If you twist and turn away
If you tear yourself in two again
If I could, you know I would
If I could I would
Let it go
Bono speaks to me. In song. He has for 25 years now.
Bono is the master of giving voice to emotions. Anthemic monstrous tunes amplify our tiny inner feelings. So juxtaposed and seamless at the same time.
I used to be one of those fans that got all caught up in the music and lyrics. I used to collect rare records, posters and books. I used to go to as many concerts as I could.
Then life got in the way. I got all responsible. And they got all gargantuan.
Every so often I rewind myself to 1989. Just me and the music. And every time I get washed away. They’re still a fierce storm.
I’m turning 40.
It’s a funny thing, these birthdays.
I attach so much importance to them. It’s the one day in the year where I have permission to celebrate ‘me’. And I want the people that are dear to me to celebrate me too. And because I place so much importance on it, it backfires.
Let it go.
I have a birthday crisis every year. Come the 1st of January I know there are about 3 and a half weeks to get myself worked up over my age, and to reflect back on my life with regrets. Am I really the person I want to be? Am I living the life I want to live?
There’s a sadness I’ve carried around like a heavy stone in my pocket. Some days I can’t even describe to you what it is. But it’s stayed with me for almost as long as Bono has been speaking to me. It’s held me back from so many things.
I took it out of my pocket the other day. Flung it as far as I could.
Let it go.
I’ve spent most of my 40 years being a nomad.
Wandering. Not just my feet.
I used to think I was lost. But now I know I was just homeless.

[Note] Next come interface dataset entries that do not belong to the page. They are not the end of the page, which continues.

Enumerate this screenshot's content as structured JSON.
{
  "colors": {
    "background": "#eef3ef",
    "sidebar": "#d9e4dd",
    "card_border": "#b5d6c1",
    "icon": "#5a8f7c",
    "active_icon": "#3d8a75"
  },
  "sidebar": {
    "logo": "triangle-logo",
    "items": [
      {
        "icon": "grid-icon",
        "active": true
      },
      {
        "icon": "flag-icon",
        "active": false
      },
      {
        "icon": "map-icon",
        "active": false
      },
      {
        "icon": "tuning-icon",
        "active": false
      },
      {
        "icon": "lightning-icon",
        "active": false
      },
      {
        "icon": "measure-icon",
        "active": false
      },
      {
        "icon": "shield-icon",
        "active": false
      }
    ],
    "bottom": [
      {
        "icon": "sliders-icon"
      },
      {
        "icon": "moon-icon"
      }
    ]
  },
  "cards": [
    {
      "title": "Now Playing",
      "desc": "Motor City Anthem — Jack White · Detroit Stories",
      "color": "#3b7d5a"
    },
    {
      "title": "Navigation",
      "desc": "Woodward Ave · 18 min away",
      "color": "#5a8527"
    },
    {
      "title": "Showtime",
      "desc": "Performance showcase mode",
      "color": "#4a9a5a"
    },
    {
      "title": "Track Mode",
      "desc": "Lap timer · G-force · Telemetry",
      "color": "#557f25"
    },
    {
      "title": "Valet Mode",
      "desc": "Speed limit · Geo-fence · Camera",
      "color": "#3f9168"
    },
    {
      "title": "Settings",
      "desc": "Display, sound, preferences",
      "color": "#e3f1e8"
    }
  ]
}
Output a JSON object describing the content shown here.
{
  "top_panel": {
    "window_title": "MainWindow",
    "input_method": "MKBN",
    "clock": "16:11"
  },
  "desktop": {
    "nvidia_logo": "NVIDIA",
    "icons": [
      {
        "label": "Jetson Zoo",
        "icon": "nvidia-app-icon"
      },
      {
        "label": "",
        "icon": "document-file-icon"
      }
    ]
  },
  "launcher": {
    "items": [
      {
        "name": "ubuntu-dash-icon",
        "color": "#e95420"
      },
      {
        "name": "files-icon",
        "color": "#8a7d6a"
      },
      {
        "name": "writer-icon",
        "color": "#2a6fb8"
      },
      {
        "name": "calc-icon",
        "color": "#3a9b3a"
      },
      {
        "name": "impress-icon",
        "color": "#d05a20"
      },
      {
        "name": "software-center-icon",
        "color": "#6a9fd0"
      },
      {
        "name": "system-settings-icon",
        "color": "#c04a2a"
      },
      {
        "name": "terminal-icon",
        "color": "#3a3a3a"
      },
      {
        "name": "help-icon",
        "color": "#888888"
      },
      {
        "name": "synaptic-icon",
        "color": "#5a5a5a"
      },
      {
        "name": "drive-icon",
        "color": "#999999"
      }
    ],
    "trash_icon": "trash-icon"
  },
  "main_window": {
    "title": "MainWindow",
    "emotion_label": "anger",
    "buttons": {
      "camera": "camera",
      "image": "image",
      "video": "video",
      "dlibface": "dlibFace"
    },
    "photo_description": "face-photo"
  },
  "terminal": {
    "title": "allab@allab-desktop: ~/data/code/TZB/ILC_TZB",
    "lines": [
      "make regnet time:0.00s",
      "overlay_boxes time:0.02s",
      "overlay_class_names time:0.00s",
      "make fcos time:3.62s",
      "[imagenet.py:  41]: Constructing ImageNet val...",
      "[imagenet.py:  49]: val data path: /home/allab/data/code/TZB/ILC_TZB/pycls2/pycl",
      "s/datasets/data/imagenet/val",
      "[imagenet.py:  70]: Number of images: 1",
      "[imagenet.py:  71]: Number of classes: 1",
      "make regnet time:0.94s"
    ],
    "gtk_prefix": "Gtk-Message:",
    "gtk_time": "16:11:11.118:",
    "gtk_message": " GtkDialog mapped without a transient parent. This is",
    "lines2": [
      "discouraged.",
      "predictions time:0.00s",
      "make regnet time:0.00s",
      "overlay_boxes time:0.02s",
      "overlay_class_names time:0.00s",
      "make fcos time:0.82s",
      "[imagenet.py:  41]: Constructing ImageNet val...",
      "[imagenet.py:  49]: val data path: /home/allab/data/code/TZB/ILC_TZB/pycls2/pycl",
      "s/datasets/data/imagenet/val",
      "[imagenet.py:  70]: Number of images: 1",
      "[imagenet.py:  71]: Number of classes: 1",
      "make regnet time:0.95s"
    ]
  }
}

I’ve lived in 4 countries, 3 Australian states, 14 houses. Gone to 8 schools and had 8 jobs. Nine years ago I moved from Sydney to Melbourne. I had no idea then how I’d feel now. How I still feel like I don’t belong.
Who am I? Way down deep there, I know who I am. But I am multi-dimensional and multi-layered throughout my own history. There are fragments of my soul scattered in all corners of this planet.
I’ll probably never belong to a place. That’s okay. I will always will belong to the people who were nomads with me – my parents and my two sisters. And of course now I belong to Mr G and my two little ones. These seven people are my home.
Moses wandered for 40 years in the wilderness. Seems timely to shirk off my wilderness funk too.
I’m 40. I’m on my way home.
So I’m pulling myself out of the birthday crisis pit.
Really. One day. I will. Get over myself.
Right now I have some friends who are in a far deeper pit. They are refugees. And they’re sitting just down the road from you and me. Locked up. I can’t imagine feeling as homeless as they do.
Right now there are people living in unthinkable poverty. I used to live next door to some of them when I was a child in East Java. You never forget the faces of beggars at your door.
Right now there are people being swallowed by their demons. Numbing their pain and staggering through the aching inches of each day. I can’t even imagine the depths of their pits.
I’ve had a good 40 years.
Freedom. Opportunity. Love. I’ve had these.
Life is short, be kind.
Life is short, speak up for others.
Life is short. I know this. I really know this.
I didn’t even think I’d make it to 40. That long night in my hospital bed. Tubes poking out of my chest. Piercing pain in my gut. I saw my own funeral in the darkness that night. I heard the music. I begged it to stop. Not yet.
Eight years ago I got the best birthday present in the world.
A second chance. Fresh marrow.
Life is short.
This is a song about justice and mercy.
It’s called 40. Not about me, not about my forty years. It’s my prayer for those who need a second chance, who need justice to be sung.
How long to sing this song?
I waited patiently for the Lord
He inclined and heard my cry
He lift me up out of the pit
Out of the miry clay
I will sing, sing a new song
I will sing, sing a new song